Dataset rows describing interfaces
BEGIN

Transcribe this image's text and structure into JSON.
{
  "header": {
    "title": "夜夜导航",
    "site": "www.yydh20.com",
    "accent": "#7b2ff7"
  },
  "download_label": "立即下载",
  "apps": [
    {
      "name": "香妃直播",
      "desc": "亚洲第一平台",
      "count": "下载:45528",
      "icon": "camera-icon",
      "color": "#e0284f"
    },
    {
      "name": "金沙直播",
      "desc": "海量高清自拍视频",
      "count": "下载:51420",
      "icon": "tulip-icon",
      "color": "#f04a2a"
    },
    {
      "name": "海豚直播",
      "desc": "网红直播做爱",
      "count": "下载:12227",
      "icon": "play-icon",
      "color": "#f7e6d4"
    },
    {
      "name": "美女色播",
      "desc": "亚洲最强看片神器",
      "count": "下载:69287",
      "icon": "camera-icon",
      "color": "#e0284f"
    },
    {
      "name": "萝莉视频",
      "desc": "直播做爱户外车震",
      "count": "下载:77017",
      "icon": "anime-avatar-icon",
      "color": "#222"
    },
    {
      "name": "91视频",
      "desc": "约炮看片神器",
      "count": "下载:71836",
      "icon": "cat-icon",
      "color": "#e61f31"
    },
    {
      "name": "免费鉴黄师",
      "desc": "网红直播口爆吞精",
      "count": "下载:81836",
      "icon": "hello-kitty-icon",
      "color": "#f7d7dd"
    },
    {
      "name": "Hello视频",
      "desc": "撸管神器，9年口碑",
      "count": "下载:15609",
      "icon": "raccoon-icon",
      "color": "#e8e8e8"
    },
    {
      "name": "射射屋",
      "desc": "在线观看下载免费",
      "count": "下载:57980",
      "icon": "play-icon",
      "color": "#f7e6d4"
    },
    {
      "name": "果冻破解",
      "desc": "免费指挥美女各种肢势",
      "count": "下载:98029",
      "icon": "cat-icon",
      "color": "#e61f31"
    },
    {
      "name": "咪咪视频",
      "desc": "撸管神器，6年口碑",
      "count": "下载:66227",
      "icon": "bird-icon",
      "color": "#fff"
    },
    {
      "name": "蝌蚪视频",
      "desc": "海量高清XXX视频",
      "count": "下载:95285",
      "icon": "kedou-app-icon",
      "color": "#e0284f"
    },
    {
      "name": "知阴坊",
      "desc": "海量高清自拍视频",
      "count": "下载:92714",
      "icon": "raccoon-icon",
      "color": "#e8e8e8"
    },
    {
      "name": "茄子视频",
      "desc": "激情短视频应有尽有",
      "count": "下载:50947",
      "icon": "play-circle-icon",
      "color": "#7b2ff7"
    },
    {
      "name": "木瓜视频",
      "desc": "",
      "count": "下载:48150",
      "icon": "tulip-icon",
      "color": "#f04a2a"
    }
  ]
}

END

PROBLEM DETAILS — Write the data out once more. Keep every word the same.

REPLY TO THE TASK —
Transcribe this image's text and structure into JSON.
{
  "header": {
    "title": "夜夜导航",
    "site": "www.yydh20.com",
    "accent": "#7b2ff7"
  },
  "download_label": "立即下载",
  "apps": [
    {
      "name": "香妃直播",
      "desc": "亚洲第一平台",
      "count": "下载:45528",
      "icon": "camera-icon",
      "color": "#e0284f"
    },
    {
      "name": "金沙直播",
      "desc": "海量高清自拍视频",
      "count": "下载:51420",
      "icon": "tulip-icon",
      "color": "#f04a2a"
    },
    {
      "name": "海豚直播",
      "desc": "网红直播做爱",
      "count": "下载:12227",
      "icon": "play-icon",
      "color": "#f7e6d4"
    },
    {
      "name": "美女色播",
      "desc": "亚洲最强看片神器",
      "count": "下载:69287",
      "icon": "camera-icon",
      "color": "#e0284f"
    },
    {
      "name": "萝莉视频",
      "desc": "直播做爱户外车震",
      "count": "下载:77017",
      "icon": "anime-avatar-icon",
      "color": "#222"
    },
    {
      "name": "91视频",
      "desc": "约炮看片神器",
      "count": "下载:71836",
      "icon": "cat-icon",
      "color": "#e61f31"
    },
    {
      "name": "免费鉴黄师",
      "desc": "网红直播口爆吞精",
      "count": "下载:81836",
      "icon": "hello-kitty-icon",
      "color": "#f7d7dd"
    },
    {
      "name": "Hello视频",
      "desc": "撸管神器，9年口碑",
      "count": "下载:15609",
      "icon": "raccoon-icon",
      "color": "#e8e8e8"
    },
    {
      "name": "射射屋",
      "desc": "在线观看下载免费",
      "count": "下载:57980",
      "icon": "play-icon",
      "color": "#f7e6d4"
    },
    {
      "name": "果冻破解",
      "desc": "免费指挥美女各种肢势",
      "count": "下载:98029",
      "icon": "cat-icon",
      "color": "#e61f31"
    },
    {
      "name": "咪咪视频",
      "desc": "撸管神器，6年口碑",
      "count": "下载:66227",
      "icon": "bird-icon",
      "color": "#fff"
    },
    {
      "name": "蝌蚪视频",
      "desc": "海量高清XXX视频",
      "count": "下载:95285",
      "icon": "kedou-app-icon",
      "color": "#e0284f"
    },
    {
      "name": "知阴坊",
      "desc": "海量高清自拍视频",
      "count": "下载:92714",
      "icon": "raccoon-icon",
      "color": "#e8e8e8"
    },
    {
      "name": "茄子视频",
      "desc": "激情短视频应有尽有",
      "count": "下载:50947",
      "icon": "play-circle-icon",
      "color": "#7b2ff7"
    },
    {
      "name": "木瓜视频",
      "desc": "",
      "count": "下载:48150",
      "icon": "tulip-icon",
      "color": "#f04a2a"
    }
  ]
}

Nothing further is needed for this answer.